Are Classes Conveniently Scheduled? Finally, it’s critical to make sure that the final school you choose offers classes at times that are compatible with your hectic schedule. This is particularly important if you choose to still work while attending college. If you can only attend classes at night or on weekends near Callender IA, check that they are available at those times. Also, if you can only attend on a part-time basis, verify it is an option as well. Even if you have decided to study online, with the practical training requirement, make certain those hours can also be fulfilled within your schedule. And find out what the make-up protocol is should you have to miss any classes due to emergencies or illness.
Phlebotomy Certification Training Callender Iowa
Making certain that you choose the most suitable phlebotomy training is an essential first step toward your success in this fulfilling healthcare field. As we have addressed in this article, there are several factors that contribute toward the selection of a premium program. Phlebotomy training programs can be offered in a wide range of educational institutes, such as community or junior colleges, vocational schools, and colleges and universities that provide a wide assortment of programs in healthcare and medical sciences. Program offerings may differ a bit from state to state as every state has its own prerequisites when it pertains to phlebotomy training, certification and licensing. The most important point is that you need to carefully screen and compare each college prior to making your ultimate choice. You originally came to this website due to an interest in Phlebotomy Certification Training and to get more information regarding Find Phlebotomy Training. However, by addressing the questions that we have provided, you will be able to fine tune your options so that you can select the best phlebotomy program for you. And with the appropriate education, you can reach your goal of becoming a phlebotomist in Callender IA.

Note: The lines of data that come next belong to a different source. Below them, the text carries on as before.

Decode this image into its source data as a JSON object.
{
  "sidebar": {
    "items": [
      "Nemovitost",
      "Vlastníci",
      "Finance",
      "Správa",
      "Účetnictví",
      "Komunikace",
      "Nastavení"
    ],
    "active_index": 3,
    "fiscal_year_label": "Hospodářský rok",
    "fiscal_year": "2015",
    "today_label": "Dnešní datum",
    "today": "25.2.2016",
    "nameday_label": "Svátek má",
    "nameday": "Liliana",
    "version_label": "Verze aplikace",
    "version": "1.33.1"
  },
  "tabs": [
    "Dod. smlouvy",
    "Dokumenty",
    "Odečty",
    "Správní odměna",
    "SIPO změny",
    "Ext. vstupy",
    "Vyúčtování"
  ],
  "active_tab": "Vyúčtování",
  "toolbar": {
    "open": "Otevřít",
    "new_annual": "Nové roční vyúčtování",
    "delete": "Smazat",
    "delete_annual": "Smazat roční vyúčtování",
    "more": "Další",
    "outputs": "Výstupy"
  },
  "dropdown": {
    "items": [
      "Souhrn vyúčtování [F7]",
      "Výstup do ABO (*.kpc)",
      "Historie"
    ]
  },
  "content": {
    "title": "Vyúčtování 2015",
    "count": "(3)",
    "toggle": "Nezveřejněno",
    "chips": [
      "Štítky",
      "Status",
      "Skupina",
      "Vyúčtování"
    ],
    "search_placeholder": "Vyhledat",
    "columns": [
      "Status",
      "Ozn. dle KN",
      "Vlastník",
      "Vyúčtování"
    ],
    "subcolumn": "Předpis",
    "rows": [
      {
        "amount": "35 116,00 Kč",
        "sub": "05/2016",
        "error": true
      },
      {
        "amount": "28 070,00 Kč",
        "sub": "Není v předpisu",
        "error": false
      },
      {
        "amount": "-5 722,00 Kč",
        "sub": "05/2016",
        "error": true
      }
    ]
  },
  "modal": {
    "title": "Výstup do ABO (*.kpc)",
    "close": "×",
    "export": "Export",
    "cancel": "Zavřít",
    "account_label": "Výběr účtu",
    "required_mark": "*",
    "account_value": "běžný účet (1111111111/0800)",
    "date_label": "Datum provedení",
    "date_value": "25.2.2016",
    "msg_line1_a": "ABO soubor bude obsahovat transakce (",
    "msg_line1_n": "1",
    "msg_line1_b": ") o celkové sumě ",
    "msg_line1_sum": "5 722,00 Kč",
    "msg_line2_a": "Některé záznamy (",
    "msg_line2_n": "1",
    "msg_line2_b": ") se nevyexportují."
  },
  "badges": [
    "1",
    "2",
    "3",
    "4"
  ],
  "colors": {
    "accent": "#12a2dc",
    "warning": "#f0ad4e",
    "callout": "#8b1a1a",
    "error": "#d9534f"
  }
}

More Iowa Bloody Wonderful Locations
Between 1866 and 1870 the Des Moines Valley Railroad Company constructed tracks between Des Moines and Fort Dodge. The other end of the line originated at Keokuk, Iowa (at the confluence of the Des Moines and Mississippi rivers). As a result, several small towns were created by the railroad along the line to support track maintenance and to grow business. At 7 to 10 mi (11 to 16 km) intervals were 38 stops between Keokuk and Fort Dodge. Kesho, town that would become Callender, was the 36th stop.
According to the County Assessor's records, the town of Kesho began south of the road (Thomas Street) on the east side of the railroad tracks. There, Gurmond and Thora Bean had established a store in 1867–68. The store was operational when the Des Moines Valley Railroad made it to Kesho in December 1869; however, a November 24, 1870 newspaper article from the Iowa Northwest Newspaper reads, “The city has disappeared from the face of the earth—not like Pompeii—but it has gone off on wheels. First the horse barn fell down, then the hotel was taken to pieces and moved off, and lately the depot has been hoisted on wheels, moved 9 miles (14 km) up the road and landed near the Sioux City Junction (Tara). Kesho is now inhabited by muskrats alone.” A new depot replaced the old one that existed until it was demolished in 1972. Post office records indicate that there was a post office in Kesho from 1873 until 1877.
In 1875, the town was renamed Callender in honor of Agnes and James Callender of Brooklyn Heights, New York City, New York who owned all of the land on the west side of the railroad tracks and much of the surrounding area—Webster's Prairies. The Callenders donated land to the town for churches, the school, City Hall and the City Park. A second depot was built on the west side of the track, north of Main (Thomas) Street. The existing town retains much of the 1875 town form, including the donated properties.